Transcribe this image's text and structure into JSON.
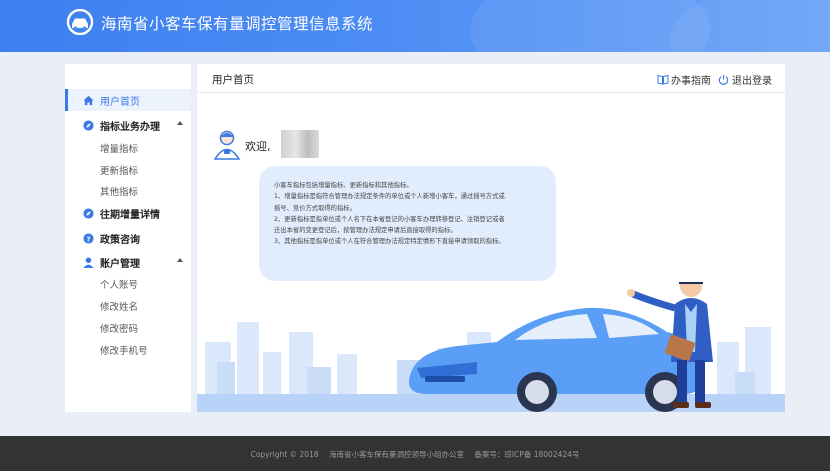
{
  "header": {
    "title": "海南省小客车保有量调控管理信息系统",
    "logo_icon": "car-logo-icon"
  },
  "topnav": {
    "guide_label": "办事指南",
    "logout_label": "退出登录"
  },
  "sidebar": {
    "items": [
      {
        "label": "用户首页",
        "icon": "home-icon",
        "active": true
      },
      {
        "label": "指标业务办理",
        "icon": "compass-icon",
        "expanded": true,
        "children": [
          "增量指标",
          "更新指标",
          "其他指标"
        ]
      },
      {
        "label": "往期增量详情",
        "icon": "compass-icon"
      },
      {
        "label": "政策咨询",
        "icon": "question-icon"
      },
      {
        "label": "账户管理",
        "icon": "user-icon",
        "expanded": true,
        "children": [
          "个人账号",
          "修改姓名",
          "修改密码",
          "修改手机号"
        ]
      }
    ]
  },
  "main": {
    "page_title": "用户首页",
    "welcome": "欢迎,",
    "intro_lines": [
      "小客车指标包括增量指标、更新指标和其他指标。",
      "1、增量指标是指符合管理办法规定条件的单位或个人新增小客车，通过摇号方式或",
      "摇号、竞价方式取得的指标。",
      "2、更新指标是指单位或个人名下在本省登记的小客车办理转移登记、注销登记或者",
      "迁出本省的变更登记后，按管理办法规定申请后直接取得的指标。",
      "3、其他指标是指单位或个人在符合管理办法规定特定情形下直接申请领取的指标。"
    ]
  },
  "footer": {
    "copyright": "Copyright © 2018",
    "org": "海南省小客车保有量调控领导小组办公室",
    "icp": "备案号：琼ICP备 18002424号"
  },
  "colors": {
    "primary": "#3d7ff0",
    "bubble": "#e1edfd",
    "footer": "#333333"
  }
}
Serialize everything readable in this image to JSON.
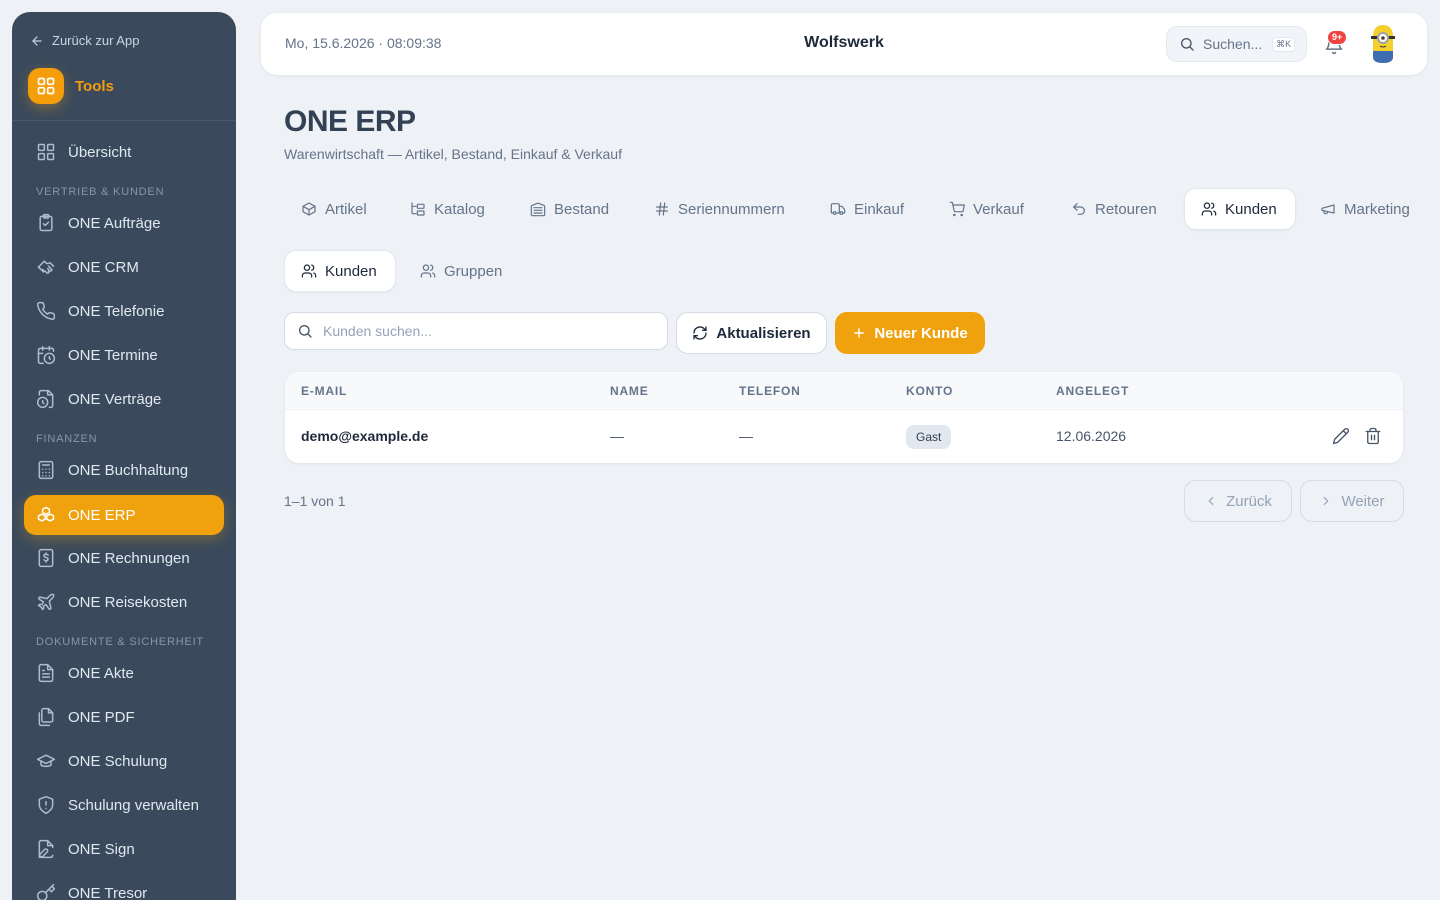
{
  "sidebar": {
    "back_label": "Zurück zur App",
    "tools_label": "Tools",
    "sections": [
      "Vertrieb & Kunden",
      "Finanzen",
      "Dokumente & Sicherheit"
    ],
    "items": [
      {
        "label": "Übersicht",
        "icon": "grid-icon"
      },
      {
        "label": "ONE Aufträge",
        "icon": "clipboard-check-icon"
      },
      {
        "label": "ONE CRM",
        "icon": "handshake-icon"
      },
      {
        "label": "ONE Telefonie",
        "icon": "phone-icon"
      },
      {
        "label": "ONE Termine",
        "icon": "calendar-clock-icon"
      },
      {
        "label": "ONE Verträge",
        "icon": "file-clock-icon"
      },
      {
        "label": "ONE Buchhaltung",
        "icon": "calculator-icon"
      },
      {
        "label": "ONE ERP",
        "icon": "boxes-icon",
        "active": true
      },
      {
        "label": "ONE Rechnungen",
        "icon": "receipt-dollar-icon"
      },
      {
        "label": "ONE Reisekosten",
        "icon": "plane-icon"
      },
      {
        "label": "ONE Akte",
        "icon": "file-text-icon"
      },
      {
        "label": "ONE PDF",
        "icon": "files-icon"
      },
      {
        "label": "ONE Schulung",
        "icon": "graduation-cap-icon"
      },
      {
        "label": "Schulung verwalten",
        "icon": "shield-icon"
      },
      {
        "label": "ONE Sign",
        "icon": "file-signature-icon"
      },
      {
        "label": "ONE Tresor",
        "icon": "key-icon"
      }
    ]
  },
  "topbar": {
    "datetime": "Mo, 15.6.2026 · 08:09:38",
    "company": "Wolfswerk",
    "search_placeholder": "Suchen...",
    "search_shortcut": "⌘K",
    "notifications_badge": "9+"
  },
  "page": {
    "title": "ONE ERP",
    "subtitle": "Warenwirtschaft — Artikel, Bestand, Einkauf & Verkauf"
  },
  "tabs": [
    {
      "label": "Artikel",
      "icon": "package-icon"
    },
    {
      "label": "Katalog",
      "icon": "folder-tree-icon"
    },
    {
      "label": "Bestand",
      "icon": "warehouse-icon"
    },
    {
      "label": "Seriennummern",
      "icon": "hash-icon"
    },
    {
      "label": "Einkauf",
      "icon": "truck-icon"
    },
    {
      "label": "Verkauf",
      "icon": "cart-icon"
    },
    {
      "label": "Retouren",
      "icon": "undo-icon"
    },
    {
      "label": "Kunden",
      "icon": "users-icon",
      "active": true
    },
    {
      "label": "Marketing",
      "icon": "megaphone-icon"
    }
  ],
  "subtabs": [
    {
      "label": "Kunden",
      "icon": "users-icon",
      "active": true
    },
    {
      "label": "Gruppen",
      "icon": "users-icon"
    }
  ],
  "toolbar": {
    "search_placeholder": "Kunden suchen...",
    "search_value": "",
    "refresh_label": "Aktualisieren",
    "new_label": "Neuer Kunde"
  },
  "table": {
    "columns": [
      "E-Mail",
      "Name",
      "Telefon",
      "Konto",
      "Angelegt"
    ],
    "rows": [
      {
        "email": "demo@example.de",
        "name": "—",
        "phone": "—",
        "account": "Gast",
        "created": "12.06.2026"
      }
    ]
  },
  "pagination": {
    "range": "1–1 von 1",
    "prev_label": "Zurück",
    "next_label": "Weiter"
  },
  "colors": {
    "accent": "#f0a10e",
    "sidebar_bg": "#3a4a5c",
    "page_bg": "#eef1f5",
    "badge_red": "#ef4444"
  }
}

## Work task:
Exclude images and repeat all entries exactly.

## Result of this task:
Transcribe this image's text and structure into JSON.
{
  "header": {
    "title": "海南省小客车保有量调控管理信息系统",
    "logo_icon": "car-logo-icon"
  },
  "topnav": {
    "guide_label": "办事指南",
    "logout_label": "退出登录"
  },
  "sidebar": {
    "items": [
      {
        "label": "用户首页",
        "icon": "home-icon",
        "active": true
      },
      {
        "label": "指标业务办理",
        "icon": "compass-icon",
        "expanded": true,
        "children": [
          "增量指标",
          "更新指标",
          "其他指标"
        ]
      },
      {
        "label": "往期增量详情",
        "icon": "compass-icon"
      },
      {
        "label": "政策咨询",
        "icon": "question-icon"
      },
      {
        "label": "账户管理",
        "icon": "user-icon",
        "expanded": true,
        "children": [
          "个人账号",
          "修改姓名",
          "修改密码",
          "修改手机号"
        ]
      }
    ]
  },
  "main": {
    "page_title": "用户首页",
    "welcome": "欢迎,",
    "intro_lines": [
      "小客车指标包括增量指标、更新指标和其他指标。",
      "1、增量指标是指符合管理办法规定条件的单位或个人新增小客车，通过摇号方式或",
      "摇号、竞价方式取得的指标。",
      "2、更新指标是指单位或个人名下在本省登记的小客车办理转移登记、注销登记或者",
      "迁出本省的变更登记后，按管理办法规定申请后直接取得的指标。",
      "3、其他指标是指单位或个人在符合管理办法规定特定情形下直接申请领取的指标。"
    ]
  },
  "footer": {
    "copyright": "Copyright © 2018",
    "org": "海南省小客车保有量调控领导小组办公室",
    "icp": "备案号：琼ICP备 18002424号"
  },
  "colors": {
    "primary": "#3d7ff0",
    "bubble": "#e1edfd",
    "footer": "#333333"
  }
}
Serialize everything readable in this image to JSON.
{
  "sidebar": {
    "back_label": "Zurück zur App",
    "tools_label": "Tools",
    "sections": [
      "Vertrieb & Kunden",
      "Finanzen",
      "Dokumente & Sicherheit"
    ],
    "items": [
      {
        "label": "Übersicht",
        "icon": "grid-icon"
      },
      {
        "label": "ONE Aufträge",
        "icon": "clipboard-check-icon"
      },
      {
        "label": "ONE CRM",
        "icon": "handshake-icon"
      },
      {
        "label": "ONE Telefonie",
        "icon": "phone-icon"
      },
      {
        "label": "ONE Termine",
        "icon": "calendar-clock-icon"
      },
      {
        "label": "ONE Verträge",
        "icon": "file-clock-icon"
      },
      {
        "label": "ONE Buchhaltung",
        "icon": "calculator-icon"
      },
      {
        "label": "ONE ERP",
        "icon": "boxes-icon",
        "active": true
      },
      {
        "label": "ONE Rechnungen",
        "icon": "receipt-dollar-icon"
      },
      {
        "label": "ONE Reisekosten",
        "icon": "plane-icon"
      },
      {
        "label": "ONE Akte",
        "icon": "file-text-icon"
      },
      {
        "label": "ONE PDF",
        "icon": "files-icon"
      },
      {
        "label": "ONE Schulung",
        "icon": "graduation-cap-icon"
      },
      {
        "label": "Schulung verwalten",
        "icon": "shield-icon"
      },
      {
        "label": "ONE Sign",
        "icon": "file-signature-icon"
      },
      {
        "label": "ONE Tresor",
        "icon": "key-icon"
      }
    ]
  },
  "topbar": {
    "datetime": "Mo, 15.6.2026 · 08:09:38",
    "company": "Wolfswerk",
    "search_placeholder": "Suchen...",
    "search_shortcut": "⌘K",
    "notifications_badge": "9+"
  },
  "page": {
    "title": "ONE ERP",
    "subtitle": "Warenwirtschaft — Artikel, Bestand, Einkauf & Verkauf"
  },
  "tabs": [
    {
      "label": "Artikel",
      "icon": "package-icon"
    },
    {
      "label": "Katalog",
      "icon": "folder-tree-icon"
    },
    {
      "label": "Bestand",
      "icon": "warehouse-icon"
    },
    {
      "label": "Seriennummern",
      "icon": "hash-icon"
    },
    {
      "label": "Einkauf",
      "icon": "truck-icon"
    },
    {
      "label": "Verkauf",
      "icon": "cart-icon"
    },
    {
      "label": "Retouren",
      "icon": "undo-icon"
    },
    {
      "label": "Kunden",
      "icon": "users-icon",
      "active": true
    },
    {
      "label": "Marketing",
      "icon": "megaphone-icon"
    }
  ],
  "subtabs": [
    {
      "label": "Kunden",
      "icon": "users-icon",
      "active": true
    },
    {
      "label": "Gruppen",
      "icon": "users-icon"
    }
  ],
  "toolbar": {
    "search_placeholder": "Kunden suchen...",
    "search_value": "",
    "refresh_label": "Aktualisieren",
    "new_label": "Neuer Kunde"
  },
  "table": {
    "columns": [
      "E-Mail",
      "Name",
      "Telefon",
      "Konto",
      "Angelegt"
    ],
    "rows": [
      {
        "email": "demo@example.de",
        "name": "—",
        "phone": "—",
        "account": "Gast",
        "created": "12.06.2026"
      }
    ]
  },
  "pagination": {
    "range": "1–1 von 1",
    "prev_label": "Zurück",
    "next_label": "Weiter"
  },
  "colors": {
    "accent": "#f0a10e",
    "sidebar_bg": "#3a4a5c",
    "page_bg": "#eef1f5",
    "badge_red": "#ef4444"
  }
}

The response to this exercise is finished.